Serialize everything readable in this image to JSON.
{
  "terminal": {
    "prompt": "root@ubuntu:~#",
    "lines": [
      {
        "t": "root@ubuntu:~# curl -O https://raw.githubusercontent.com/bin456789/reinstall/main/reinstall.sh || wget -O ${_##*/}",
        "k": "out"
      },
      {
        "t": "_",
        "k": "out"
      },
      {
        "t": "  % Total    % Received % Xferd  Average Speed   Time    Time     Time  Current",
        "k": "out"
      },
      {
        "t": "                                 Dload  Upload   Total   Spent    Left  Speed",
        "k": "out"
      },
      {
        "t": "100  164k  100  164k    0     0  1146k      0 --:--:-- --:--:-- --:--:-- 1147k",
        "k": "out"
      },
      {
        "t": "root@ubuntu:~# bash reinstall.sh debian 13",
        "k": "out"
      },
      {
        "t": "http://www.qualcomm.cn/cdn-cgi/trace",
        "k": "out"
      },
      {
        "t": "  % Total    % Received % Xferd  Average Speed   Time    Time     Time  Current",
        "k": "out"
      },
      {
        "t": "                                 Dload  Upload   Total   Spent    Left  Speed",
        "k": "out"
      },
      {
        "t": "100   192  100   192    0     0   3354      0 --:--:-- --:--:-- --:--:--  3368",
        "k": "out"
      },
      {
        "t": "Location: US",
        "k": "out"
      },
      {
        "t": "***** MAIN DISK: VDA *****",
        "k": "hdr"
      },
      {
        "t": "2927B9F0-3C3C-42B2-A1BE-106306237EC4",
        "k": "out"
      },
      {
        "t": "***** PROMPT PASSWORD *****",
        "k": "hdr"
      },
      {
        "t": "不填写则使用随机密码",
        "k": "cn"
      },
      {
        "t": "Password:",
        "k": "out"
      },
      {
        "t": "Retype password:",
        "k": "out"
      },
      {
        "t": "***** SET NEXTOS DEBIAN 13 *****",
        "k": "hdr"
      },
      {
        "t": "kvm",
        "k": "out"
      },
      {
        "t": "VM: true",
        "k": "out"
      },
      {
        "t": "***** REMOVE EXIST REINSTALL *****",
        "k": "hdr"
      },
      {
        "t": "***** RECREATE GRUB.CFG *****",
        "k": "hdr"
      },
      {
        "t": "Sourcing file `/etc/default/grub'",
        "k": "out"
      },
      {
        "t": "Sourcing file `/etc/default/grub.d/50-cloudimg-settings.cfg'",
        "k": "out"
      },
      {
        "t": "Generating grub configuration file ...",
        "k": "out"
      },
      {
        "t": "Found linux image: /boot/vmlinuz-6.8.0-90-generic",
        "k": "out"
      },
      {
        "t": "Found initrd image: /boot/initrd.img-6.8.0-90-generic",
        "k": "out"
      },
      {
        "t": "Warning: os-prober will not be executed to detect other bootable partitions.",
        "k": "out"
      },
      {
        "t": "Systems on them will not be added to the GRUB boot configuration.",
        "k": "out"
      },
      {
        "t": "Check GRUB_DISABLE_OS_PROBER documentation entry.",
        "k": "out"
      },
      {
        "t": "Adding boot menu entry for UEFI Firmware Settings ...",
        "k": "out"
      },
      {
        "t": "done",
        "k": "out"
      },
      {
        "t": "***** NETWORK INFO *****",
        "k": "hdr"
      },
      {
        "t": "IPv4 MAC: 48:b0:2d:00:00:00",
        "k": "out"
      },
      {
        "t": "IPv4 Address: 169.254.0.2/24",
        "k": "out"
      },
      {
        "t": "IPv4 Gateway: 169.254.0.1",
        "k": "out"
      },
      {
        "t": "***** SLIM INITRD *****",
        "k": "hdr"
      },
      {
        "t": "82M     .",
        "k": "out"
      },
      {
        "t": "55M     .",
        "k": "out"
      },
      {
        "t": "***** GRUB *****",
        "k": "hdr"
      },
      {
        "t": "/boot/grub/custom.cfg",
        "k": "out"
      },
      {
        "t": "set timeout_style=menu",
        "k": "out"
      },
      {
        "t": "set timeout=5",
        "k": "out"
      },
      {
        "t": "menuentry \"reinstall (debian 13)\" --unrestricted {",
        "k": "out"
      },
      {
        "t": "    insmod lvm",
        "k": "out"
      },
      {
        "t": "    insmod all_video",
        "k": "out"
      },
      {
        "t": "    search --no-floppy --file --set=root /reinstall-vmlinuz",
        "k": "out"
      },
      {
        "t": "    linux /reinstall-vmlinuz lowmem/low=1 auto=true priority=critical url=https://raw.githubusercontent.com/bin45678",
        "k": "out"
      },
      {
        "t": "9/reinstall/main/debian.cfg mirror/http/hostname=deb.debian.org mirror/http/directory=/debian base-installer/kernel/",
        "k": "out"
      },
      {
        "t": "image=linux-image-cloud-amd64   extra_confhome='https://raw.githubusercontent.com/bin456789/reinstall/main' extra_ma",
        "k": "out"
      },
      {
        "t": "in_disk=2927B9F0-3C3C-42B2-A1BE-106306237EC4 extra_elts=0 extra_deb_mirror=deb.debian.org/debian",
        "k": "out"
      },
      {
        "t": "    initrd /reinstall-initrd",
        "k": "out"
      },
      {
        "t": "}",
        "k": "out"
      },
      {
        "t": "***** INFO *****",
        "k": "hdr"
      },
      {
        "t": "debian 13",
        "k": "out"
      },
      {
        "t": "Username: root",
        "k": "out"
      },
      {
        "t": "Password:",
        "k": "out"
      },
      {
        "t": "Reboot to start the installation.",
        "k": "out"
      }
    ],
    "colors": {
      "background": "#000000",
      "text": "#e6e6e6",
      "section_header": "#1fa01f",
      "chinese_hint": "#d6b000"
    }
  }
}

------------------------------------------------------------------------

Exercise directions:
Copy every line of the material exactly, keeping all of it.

Task result:
Serialize everything readable in this image to JSON.
{
  "terminal": {
    "prompt": "root@ubuntu:~#",
    "lines": [
      {
        "t": "root@ubuntu:~# curl -O https://raw.githubusercontent.com/bin456789/reinstall/main/reinstall.sh || wget -O ${_##*/}",
        "k": "out"
      },
      {
        "t": "_",
        "k": "out"
      },
      {
        "t": "  % Total    % Received % Xferd  Average Speed   Time    Time     Time  Current",
        "k": "out"
      },
      {
        "t": "                                 Dload  Upload   Total   Spent    Left  Speed",
        "k": "out"
      },
      {
        "t": "100  164k  100  164k    0     0  1146k      0 --:--:-- --:--:-- --:--:-- 1147k",
        "k": "out"
      },
      {
        "t": "root@ubuntu:~# bash reinstall.sh debian 13",
        "k": "out"
      },
      {
        "t": "http://www.qualcomm.cn/cdn-cgi/trace",
        "k": "out"
      },
      {
        "t": "  % Total    % Received % Xferd  Average Speed   Time    Time     Time  Current",
        "k": "out"
      },
      {
        "t": "                                 Dload  Upload   Total   Spent    Left  Speed",
        "k": "out"
      },
      {
        "t": "100   192  100   192    0     0   3354      0 --:--:-- --:--:-- --:--:--  3368",
        "k": "out"
      },
      {
        "t": "Location: US",
        "k": "out"
      },
      {
        "t": "***** MAIN DISK: VDA *****",
        "k": "hdr"
      },
      {
        "t": "2927B9F0-3C3C-42B2-A1BE-106306237EC4",
        "k": "out"
      },
      {
        "t": "***** PROMPT PASSWORD *****",
        "k": "hdr"
      },
      {
        "t": "不填写则使用随机密码",
        "k": "cn"
      },
      {
        "t": "Password:",
        "k": "out"
      },
      {
        "t": "Retype password:",
        "k": "out"
      },
      {
        "t": "***** SET NEXTOS DEBIAN 13 *****",
        "k": "hdr"
      },
      {
        "t": "kvm",
        "k": "out"
      },
      {
        "t": "VM: true",
        "k": "out"
      },
      {
        "t": "***** REMOVE EXIST REINSTALL *****",
        "k": "hdr"
      },
      {
        "t": "***** RECREATE GRUB.CFG *****",
        "k": "hdr"
      },
      {
        "t": "Sourcing file `/etc/default/grub'",
        "k": "out"
      },
      {
        "t": "Sourcing file `/etc/default/grub.d/50-cloudimg-settings.cfg'",
        "k": "out"
      },
      {
        "t": "Generating grub configuration file ...",
        "k": "out"
      },
      {
        "t": "Found linux image: /boot/vmlinuz-6.8.0-90-generic",
        "k": "out"
      },
      {
        "t": "Found initrd image: /boot/initrd.img-6.8.0-90-generic",
        "k": "out"
      },
      {
        "t": "Warning: os-prober will not be executed to detect other bootable partitions.",
        "k": "out"
      },
      {
        "t": "Systems on them will not be added to the GRUB boot configuration.",
        "k": "out"
      },
      {
        "t": "Check GRUB_DISABLE_OS_PROBER documentation entry.",
        "k": "out"
      },
      {
        "t": "Adding boot menu entry for UEFI Firmware Settings ...",
        "k": "out"
      },
      {
        "t": "done",
        "k": "out"
      },
      {
        "t": "***** NETWORK INFO *****",
        "k": "hdr"
      },
      {
        "t": "IPv4 MAC: 48:b0:2d:00:00:00",
        "k": "out"
      },
      {
        "t": "IPv4 Address: 169.254.0.2/24",
        "k": "out"
      },
      {
        "t": "IPv4 Gateway: 169.254.0.1",
        "k": "out"
      },
      {
        "t": "***** SLIM INITRD *****",
        "k": "hdr"
      },
      {
        "t": "82M     .",
        "k": "out"
      },
      {
        "t": "55M     .",
        "k": "out"
      },
      {
        "t": "***** GRUB *****",
        "k": "hdr"
      },
      {
        "t": "/boot/grub/custom.cfg",
        "k": "out"
      },
      {
        "t": "set timeout_style=menu",
        "k": "out"
      },
      {
        "t": "set timeout=5",
        "k": "out"
      },
      {
        "t": "menuentry \"reinstall (debian 13)\" --unrestricted {",
        "k": "out"
      },
      {
        "t": "    insmod lvm",
        "k": "out"
      },
      {
        "t": "    insmod all_video",
        "k": "out"
      },
      {
        "t": "    search --no-floppy --file --set=root /reinstall-vmlinuz",
        "k": "out"
      },
      {
        "t": "    linux /reinstall-vmlinuz lowmem/low=1 auto=true priority=critical url=https://raw.githubusercontent.com/bin45678",
        "k": "out"
      },
      {
        "t": "9/reinstall/main/debian.cfg mirror/http/hostname=deb.debian.org mirror/http/directory=/debian base-installer/kernel/",
        "k": "out"
      },
      {
        "t": "image=linux-image-cloud-amd64   extra_confhome='https://raw.githubusercontent.com/bin456789/reinstall/main' extra_ma",
        "k": "out"
      },
      {
        "t": "in_disk=2927B9F0-3C3C-42B2-A1BE-106306237EC4 extra_elts=0 extra_deb_mirror=deb.debian.org/debian",
        "k": "out"
      },
      {
        "t": "    initrd /reinstall-initrd",
        "k": "out"
      },
      {
        "t": "}",
        "k": "out"
      },
      {
        "t": "***** INFO *****",
        "k": "hdr"
      },
      {
        "t": "debian 13",
        "k": "out"
      },
      {
        "t": "Username: root",
        "k": "out"
      },
      {
        "t": "Password:",
        "k": "out"
      },
      {
        "t": "Reboot to start the installation.",
        "k": "out"
      }
    ],
    "colors": {
      "background": "#000000",
      "text": "#e6e6e6",
      "section_header": "#1fa01f",
      "chinese_hint": "#d6b000"
    }
  }
}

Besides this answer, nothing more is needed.